Examine each line of the data. Copy those that contain the string "selectors".

========

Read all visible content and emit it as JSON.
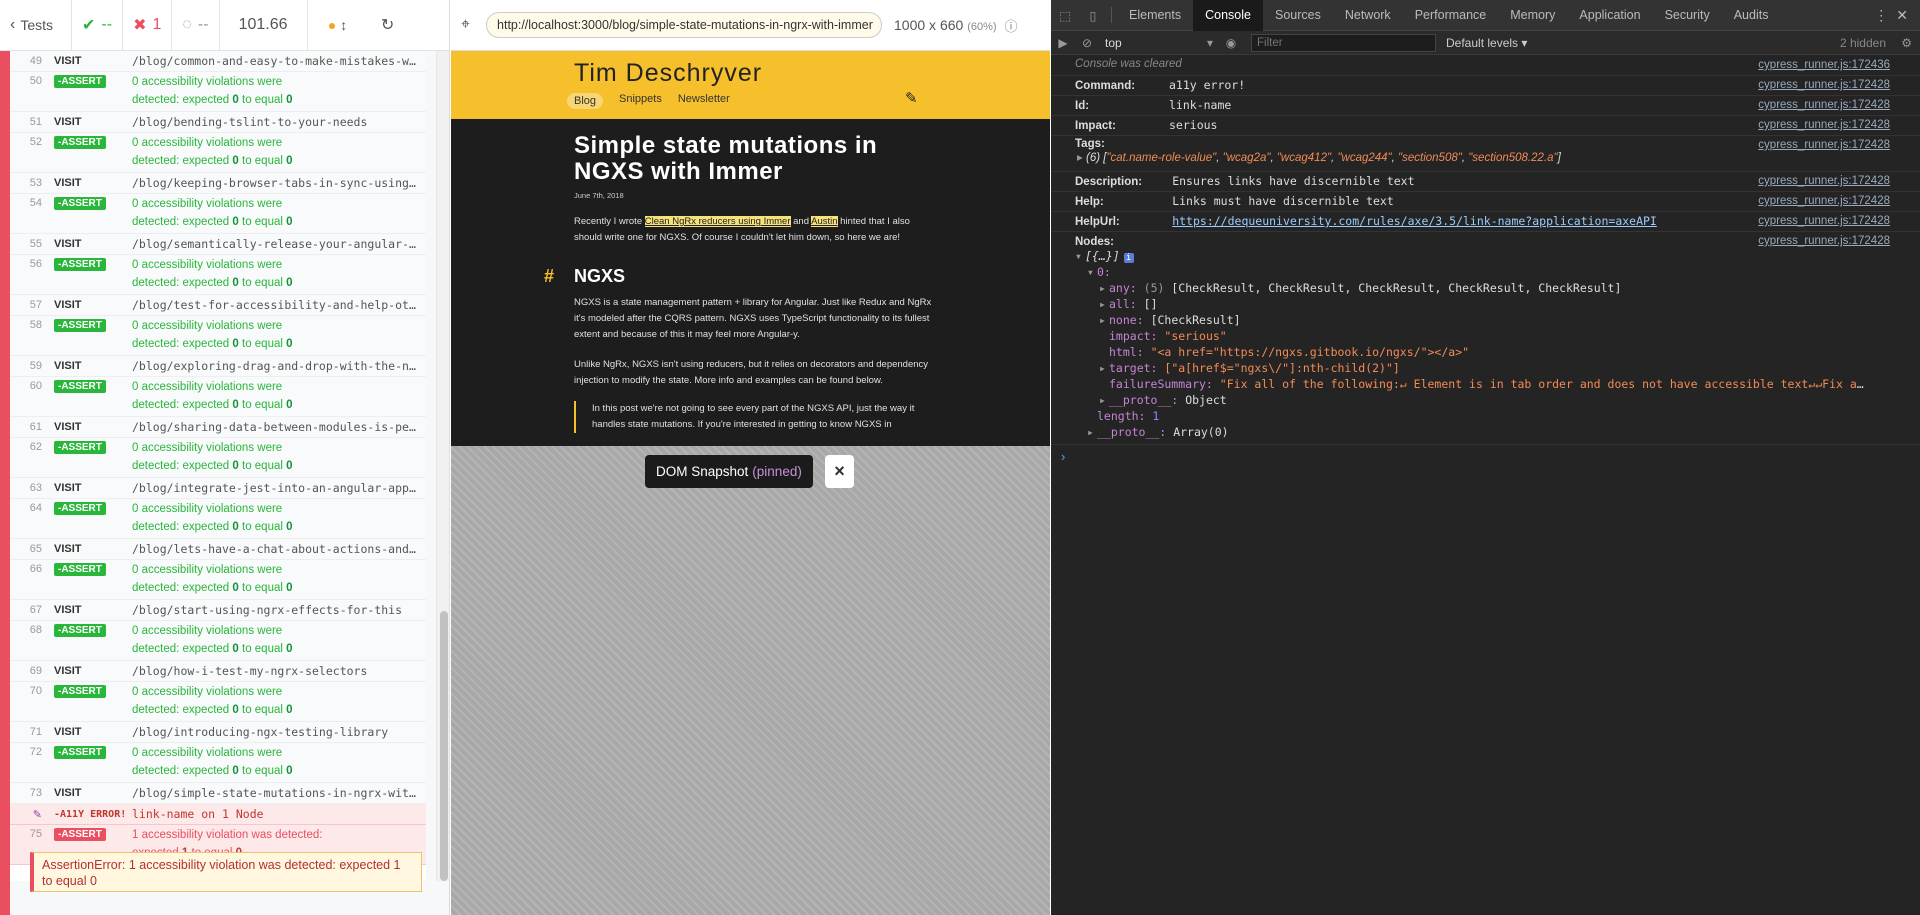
{
  "reporter": {
    "back_label": "Tests",
    "passed": "--",
    "failed": "1",
    "pending": "--",
    "duration": "101.66",
    "commands": [
      {
        "num": "49",
        "name": "VISIT",
        "msg": "/blog/common-and-easy-to-make-mistakes-when-you-re-new-to-ngrx"
      },
      {
        "num": "50",
        "name": "-ASSERT",
        "assert": true,
        "msg_a": "0 accessibility violations were",
        "msg_b": "detected: expected",
        "v1": "0",
        "to": "to equal",
        "v2": "0"
      },
      {
        "num": "51",
        "name": "VISIT",
        "msg": "/blog/bending-tslint-to-your-needs"
      },
      {
        "num": "52",
        "name": "-ASSERT",
        "assert": true,
        "msg_a": "0 accessibility violations were",
        "msg_b": "detected: expected",
        "v1": "0",
        "to": "to equal",
        "v2": "0"
      },
      {
        "num": "53",
        "name": "VISIT",
        "msg": "/blog/keeping-browser-tabs-in-sync-using-localstorage-ngrx-and-rxjs"
      },
      {
        "num": "54",
        "name": "-ASSERT",
        "assert": true,
        "msg_a": "0 accessibility violations were",
        "msg_b": "detected: expected",
        "v1": "0",
        "to": "to equal",
        "v2": "0"
      },
      {
        "num": "55",
        "name": "VISIT",
        "msg": "/blog/semantically-release-your-angular-library"
      },
      {
        "num": "56",
        "name": "-ASSERT",
        "assert": true,
        "msg_a": "0 accessibility violations were",
        "msg_b": "detected: expected",
        "v1": "0",
        "to": "to equal",
        "v2": "0"
      },
      {
        "num": "57",
        "name": "VISIT",
        "msg": "/blog/test-for-accessibility-and-help-others-to-do-the-same"
      },
      {
        "num": "58",
        "name": "-ASSERT",
        "assert": true,
        "msg_a": "0 accessibility violations were",
        "msg_b": "detected: expected",
        "v1": "0",
        "to": "to equal",
        "v2": "0"
      },
      {
        "num": "59",
        "name": "VISIT",
        "msg": "/blog/exploring-drag-and-drop-with-the-new-angular-material-cdk"
      },
      {
        "num": "60",
        "name": "-ASSERT",
        "assert": true,
        "msg_a": "0 accessibility violations were",
        "msg_b": "detected: expected",
        "v1": "0",
        "to": "to equal",
        "v2": "0"
      },
      {
        "num": "61",
        "name": "VISIT",
        "msg": "/blog/sharing-data-between-modules-is-peanuts"
      },
      {
        "num": "62",
        "name": "-ASSERT",
        "assert": true,
        "msg_a": "0 accessibility violations were",
        "msg_b": "detected: expected",
        "v1": "0",
        "to": "to equal",
        "v2": "0"
      },
      {
        "num": "63",
        "name": "VISIT",
        "msg": "/blog/integrate-jest-into-an-angular-application-and-library"
      },
      {
        "num": "64",
        "name": "-ASSERT",
        "assert": true,
        "msg_a": "0 accessibility violations were",
        "msg_b": "detected: expected",
        "v1": "0",
        "to": "to equal",
        "v2": "0"
      },
      {
        "num": "65",
        "name": "VISIT",
        "msg": "/blog/lets-have-a-chat-about-actions-and-selectors"
      },
      {
        "num": "66",
        "name": "-ASSERT",
        "assert": true,
        "msg_a": "0 accessibility violations were",
        "msg_b": "detected: expected",
        "v1": "0",
        "to": "to equal",
        "v2": "0"
      },
      {
        "num": "67",
        "name": "VISIT",
        "msg": "/blog/start-using-ngrx-effects-for-this"
      },
      {
        "num": "68",
        "name": "-ASSERT",
        "assert": true,
        "msg_a": "0 accessibility violations were",
        "msg_b": "detected: expected",
        "v1": "0",
        "to": "to equal",
        "v2": "0"
      },
      {
        "num": "69",
        "name": "VISIT",
        "msg": "/blog/how-i-test-my-ngrx-selectors"
      },
      {
        "num": "70",
        "name": "-ASSERT",
        "assert": true,
        "msg_a": "0 accessibility violations were",
        "msg_b": "detected: expected",
        "v1": "0",
        "to": "to equal",
        "v2": "0"
      },
      {
        "num": "71",
        "name": "VISIT",
        "msg": "/blog/introducing-ngx-testing-library"
      },
      {
        "num": "72",
        "name": "-ASSERT",
        "assert": true,
        "msg_a": "0 accessibility violations were",
        "msg_b": "detected: expected",
        "v1": "0",
        "to": "to equal",
        "v2": "0"
      },
      {
        "num": "73",
        "name": "VISIT",
        "msg": "/blog/simple-state-mutations-in-ngrx-with-immer"
      }
    ],
    "error_cmd": {
      "name": "-A11Y ERROR!",
      "msg": "link-name on 1 Node"
    },
    "fail_assert": {
      "num": "75",
      "name": "-ASSERT",
      "msg_a": "1 accessibility violation was detected:",
      "msg_b": "expected",
      "v1": "1",
      "to": "to equal",
      "v2": "0"
    },
    "error_box": "AssertionError: 1 accessibility violation was detected: expected 1 to equal 0"
  },
  "aut": {
    "url": "http://localhost:3000/blog/simple-state-mutations-in-ngrx-with-immer",
    "viewport": "1000 x 660",
    "zoom": "(60%)",
    "snapshot_label": "DOM Snapshot",
    "snapshot_state": "(pinned)",
    "close_glyph": "×"
  },
  "site": {
    "title": "Tim Deschryver",
    "nav": [
      "Blog",
      "Snippets",
      "Newsletter"
    ],
    "heading": "Simple state mutations in NGXS with Immer",
    "date": "June 7th, 2018",
    "intro_a": "Recently I wrote",
    "intro_link1": "Clean NgRx reducers using Immer",
    "intro_b": "and",
    "intro_link2": "Austin",
    "intro_c": "hinted that I also should write one for NGXS. Of course I couldn't let him down, so here we are!",
    "h2_hash": "#",
    "h2": "NGXS",
    "p1": "NGXS is a state management pattern + library for Angular. Just like Redux and NgRx it's modeled after the CQRS pattern. NGXS uses TypeScript functionality to its fullest extent and because of this it may feel more Angular-y.",
    "p2": "Unlike NgRx, NGXS isn't using reducers, but it relies on decorators and dependency injection to modify the state. More info and examples can be found below.",
    "quote": "In this post we're not going to see every part of the NGXS API, just the way it handles state mutations. If you're interested in getting to know NGXS in"
  },
  "devtools": {
    "tabs": [
      "Elements",
      "Console",
      "Sources",
      "Network",
      "Performance",
      "Memory",
      "Application",
      "Security",
      "Audits"
    ],
    "active_tab": "Console",
    "context": "top",
    "filter_placeholder": "Filter",
    "levels": "Default levels ▾",
    "hidden": "2 hidden",
    "cleared": "Console was cleared",
    "src1": "cypress_runner.js:172436",
    "src2": "cypress_runner.js:172428",
    "rows": [
      {
        "key": "Command:",
        "val": "a11y error!"
      },
      {
        "key": "Id:",
        "val": "link-name"
      },
      {
        "key": "Impact:",
        "val": "serious"
      }
    ],
    "tags_key": "Tags:",
    "tags_count": "(6)",
    "tags": [
      "\"cat.name-role-value\"",
      "\"wcag2a\"",
      "\"wcag412\"",
      "\"wcag244\"",
      "\"section508\"",
      "\"section508.22.a\""
    ],
    "desc_key": "Description:",
    "desc_val": "Ensures links have discernible text",
    "help_key": "Help:",
    "help_val": "Links must have discernible text",
    "helpurl_key": "HelpUrl:",
    "helpurl_val": "https://dequeuniversity.com/rules/axe/3.5/link-name?application=axeAPI",
    "nodes_key": "Nodes:",
    "node_tree": {
      "root": "[{…}]",
      "zero": "0:",
      "any_k": "any:",
      "any_c": "(5)",
      "any_v": "[CheckResult, CheckResult, CheckResult, CheckResult, CheckResult]",
      "all_k": "all:",
      "all_v": "[]",
      "none_k": "none:",
      "none_v": "[CheckResult]",
      "impact_k": "impact:",
      "impact_v": "\"serious\"",
      "html_k": "html:",
      "html_v": "\"<a href=\"https://ngxs.gitbook.io/ngxs/\"></a>\"",
      "target_k": "target:",
      "target_v": "[\"a[href$=\"ngxs\\/\"]:nth-child(2)\"]",
      "fail_k": "failureSummary:",
      "fail_v": "\"Fix all of the following:↵  Element is in tab order and does not have accessible text↵↵Fix any of the…",
      "proto_k": "__proto__:",
      "proto_v": "Object",
      "length_k": "length:",
      "length_v": "1",
      "aproto_k": "__proto__:",
      "aproto_v": "Array(0)"
    },
    "prompt": "›"
  }
}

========

Task solution =>
        "msg": "/blog/lets-have-a-chat-about-actions-and-selectors"
        "msg": "/blog/how-i-test-my-ngrx-selectors"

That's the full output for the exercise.